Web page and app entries
================================

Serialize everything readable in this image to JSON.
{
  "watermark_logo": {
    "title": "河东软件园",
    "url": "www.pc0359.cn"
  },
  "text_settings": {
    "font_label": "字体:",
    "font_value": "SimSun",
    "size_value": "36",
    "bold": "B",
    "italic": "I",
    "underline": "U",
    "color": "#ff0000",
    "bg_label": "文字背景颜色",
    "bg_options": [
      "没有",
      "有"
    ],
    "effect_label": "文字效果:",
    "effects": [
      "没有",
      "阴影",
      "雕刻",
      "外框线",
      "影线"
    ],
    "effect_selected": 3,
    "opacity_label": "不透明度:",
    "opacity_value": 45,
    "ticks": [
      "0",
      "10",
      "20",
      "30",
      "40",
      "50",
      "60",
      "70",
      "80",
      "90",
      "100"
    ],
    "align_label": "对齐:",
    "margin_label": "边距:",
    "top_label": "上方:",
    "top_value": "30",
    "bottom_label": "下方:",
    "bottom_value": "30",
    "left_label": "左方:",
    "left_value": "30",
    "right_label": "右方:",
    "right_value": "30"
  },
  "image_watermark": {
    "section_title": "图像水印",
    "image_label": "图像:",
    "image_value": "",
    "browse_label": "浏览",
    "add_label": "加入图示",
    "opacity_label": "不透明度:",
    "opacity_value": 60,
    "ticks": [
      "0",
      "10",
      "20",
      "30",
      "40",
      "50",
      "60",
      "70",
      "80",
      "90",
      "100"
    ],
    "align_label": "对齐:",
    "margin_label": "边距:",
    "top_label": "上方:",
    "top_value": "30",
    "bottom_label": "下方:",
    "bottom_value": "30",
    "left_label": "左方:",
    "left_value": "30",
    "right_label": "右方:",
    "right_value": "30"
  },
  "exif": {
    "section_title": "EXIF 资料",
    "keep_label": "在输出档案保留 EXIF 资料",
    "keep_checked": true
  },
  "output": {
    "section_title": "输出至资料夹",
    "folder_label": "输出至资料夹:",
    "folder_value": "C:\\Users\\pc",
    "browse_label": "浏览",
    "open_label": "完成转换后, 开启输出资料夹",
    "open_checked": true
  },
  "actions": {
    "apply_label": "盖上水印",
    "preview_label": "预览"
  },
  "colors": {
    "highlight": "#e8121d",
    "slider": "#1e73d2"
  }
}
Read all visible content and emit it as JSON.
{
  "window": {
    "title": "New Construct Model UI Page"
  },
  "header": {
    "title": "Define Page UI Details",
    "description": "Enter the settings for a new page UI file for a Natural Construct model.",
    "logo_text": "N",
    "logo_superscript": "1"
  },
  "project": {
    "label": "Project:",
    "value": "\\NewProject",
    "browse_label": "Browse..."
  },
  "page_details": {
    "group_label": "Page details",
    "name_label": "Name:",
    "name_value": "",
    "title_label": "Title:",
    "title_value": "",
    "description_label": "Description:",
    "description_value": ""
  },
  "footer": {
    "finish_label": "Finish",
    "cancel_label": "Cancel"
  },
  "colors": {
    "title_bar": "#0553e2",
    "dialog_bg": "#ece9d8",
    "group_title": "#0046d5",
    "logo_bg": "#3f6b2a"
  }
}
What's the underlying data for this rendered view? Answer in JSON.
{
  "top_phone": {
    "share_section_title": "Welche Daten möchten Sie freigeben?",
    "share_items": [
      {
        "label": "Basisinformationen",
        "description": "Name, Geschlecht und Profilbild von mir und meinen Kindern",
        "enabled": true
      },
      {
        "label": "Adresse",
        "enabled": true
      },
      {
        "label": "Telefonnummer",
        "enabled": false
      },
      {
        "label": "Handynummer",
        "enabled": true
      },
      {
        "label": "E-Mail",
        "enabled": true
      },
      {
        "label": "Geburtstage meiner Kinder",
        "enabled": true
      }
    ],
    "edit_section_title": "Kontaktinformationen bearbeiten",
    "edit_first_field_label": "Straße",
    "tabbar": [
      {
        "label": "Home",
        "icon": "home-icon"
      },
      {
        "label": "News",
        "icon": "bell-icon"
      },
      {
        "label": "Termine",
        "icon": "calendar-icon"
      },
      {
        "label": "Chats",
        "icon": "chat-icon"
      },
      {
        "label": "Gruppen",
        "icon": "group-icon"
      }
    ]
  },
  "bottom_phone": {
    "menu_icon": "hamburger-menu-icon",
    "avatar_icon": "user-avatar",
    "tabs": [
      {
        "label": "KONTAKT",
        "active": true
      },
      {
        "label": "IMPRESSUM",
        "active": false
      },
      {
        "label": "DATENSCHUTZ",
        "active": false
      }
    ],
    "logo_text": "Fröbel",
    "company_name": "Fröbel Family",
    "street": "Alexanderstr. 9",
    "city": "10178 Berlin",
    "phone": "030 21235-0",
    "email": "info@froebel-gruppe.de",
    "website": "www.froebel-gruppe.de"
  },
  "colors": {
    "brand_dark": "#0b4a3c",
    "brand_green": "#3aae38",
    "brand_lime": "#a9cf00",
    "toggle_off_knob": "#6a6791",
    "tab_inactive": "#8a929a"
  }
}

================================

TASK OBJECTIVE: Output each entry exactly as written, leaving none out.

OUTPUT:
Serialize everything readable in this image to JSON.
{
  "watermark_logo": {
    "title": "河东软件园",
    "url": "www.pc0359.cn"
  },
  "text_settings": {
    "font_label": "字体:",
    "font_value": "SimSun",
    "size_value": "36",
    "bold": "B",
    "italic": "I",
    "underline": "U",
    "color": "#ff0000",
    "bg_label": "文字背景颜色",
    "bg_options": [
      "没有",
      "有"
    ],
    "effect_label": "文字效果:",
    "effects": [
      "没有",
      "阴影",
      "雕刻",
      "外框线",
      "影线"
    ],
    "effect_selected": 3,
    "opacity_label": "不透明度:",
    "opacity_value": 45,
    "ticks": [
      "0",
      "10",
      "20",
      "30",
      "40",
      "50",
      "60",
      "70",
      "80",
      "90",
      "100"
    ],
    "align_label": "对齐:",
    "margin_label": "边距:",
    "top_label": "上方:",
    "top_value": "30",
    "bottom_label": "下方:",
    "bottom_value": "30",
    "left_label": "左方:",
    "left_value": "30",
    "right_label": "右方:",
    "right_value": "30"
  },
  "image_watermark": {
    "section_title": "图像水印",
    "image_label": "图像:",
    "image_value": "",
    "browse_label": "浏览",
    "add_label": "加入图示",
    "opacity_label": "不透明度:",
    "opacity_value": 60,
    "ticks": [
      "0",
      "10",
      "20",
      "30",
      "40",
      "50",
      "60",
      "70",
      "80",
      "90",
      "100"
    ],
    "align_label": "对齐:",
    "margin_label": "边距:",
    "top_label": "上方:",
    "top_value": "30",
    "bottom_label": "下方:",
    "bottom_value": "30",
    "left_label": "左方:",
    "left_value": "30",
    "right_label": "右方:",
    "right_value": "30"
  },
  "exif": {
    "section_title": "EXIF 资料",
    "keep_label": "在输出档案保留 EXIF 资料",
    "keep_checked": true
  },
  "output": {
    "section_title": "输出至资料夹",
    "folder_label": "输出至资料夹:",
    "folder_value": "C:\\Users\\pc",
    "browse_label": "浏览",
    "open_label": "完成转换后, 开启输出资料夹",
    "open_checked": true
  },
  "actions": {
    "apply_label": "盖上水印",
    "preview_label": "预览"
  },
  "colors": {
    "highlight": "#e8121d",
    "slider": "#1e73d2"
  }
}
Read all visible content and emit it as JSON.
{
  "window": {
    "title": "New Construct Model UI Page"
  },
  "header": {
    "title": "Define Page UI Details",
    "description": "Enter the settings for a new page UI file for a Natural Construct model.",
    "logo_text": "N",
    "logo_superscript": "1"
  },
  "project": {
    "label": "Project:",
    "value": "\\NewProject",
    "browse_label": "Browse..."
  },
  "page_details": {
    "group_label": "Page details",
    "name_label": "Name:",
    "name_value": "",
    "title_label": "Title:",
    "title_value": "",
    "description_label": "Description:",
    "description_value": ""
  },
  "footer": {
    "finish_label": "Finish",
    "cancel_label": "Cancel"
  },
  "colors": {
    "title_bar": "#0553e2",
    "dialog_bg": "#ece9d8",
    "group_title": "#0046d5",
    "logo_bg": "#3f6b2a"
  }
}
What's the underlying data for this rendered view? Answer in JSON.
{
  "top_phone": {
    "share_section_title": "Welche Daten möchten Sie freigeben?",
    "share_items": [
      {
        "label": "Basisinformationen",
        "description": "Name, Geschlecht und Profilbild von mir und meinen Kindern",
        "enabled": true
      },
      {
        "label": "Adresse",
        "enabled": true
      },
      {
        "label": "Telefonnummer",
        "enabled": false
      },
      {
        "label": "Handynummer",
        "enabled": true
      },
      {
        "label": "E-Mail",
        "enabled": true
      },
      {
        "label": "Geburtstage meiner Kinder",
        "enabled": true
      }
    ],
    "edit_section_title": "Kontaktinformationen bearbeiten",
    "edit_first_field_label": "Straße",
    "tabbar": [
      {
        "label": "Home",
        "icon": "home-icon"
      },
      {
        "label": "News",
        "icon": "bell-icon"
      },
      {
        "label": "Termine",
        "icon": "calendar-icon"
      },
      {
        "label": "Chats",
        "icon": "chat-icon"
      },
      {
        "label": "Gruppen",
        "icon": "group-icon"
      }
    ]
  },
  "bottom_phone": {
    "menu_icon": "hamburger-menu-icon",
    "avatar_icon": "user-avatar",
    "tabs": [
      {
        "label": "KONTAKT",
        "active": true
      },
      {
        "label": "IMPRESSUM",
        "active": false
      },
      {
        "label": "DATENSCHUTZ",
        "active": false
      }
    ],
    "logo_text": "Fröbel",
    "company_name": "Fröbel Family",
    "street": "Alexanderstr. 9",
    "city": "10178 Berlin",
    "phone": "030 21235-0",
    "email": "info@froebel-gruppe.de",
    "website": "www.froebel-gruppe.de"
  },
  "colors": {
    "brand_dark": "#0b4a3c",
    "brand_green": "#3aae38",
    "brand_lime": "#a9cf00",
    "toggle_off_knob": "#6a6791",
    "tab_inactive": "#8a929a"
  }
}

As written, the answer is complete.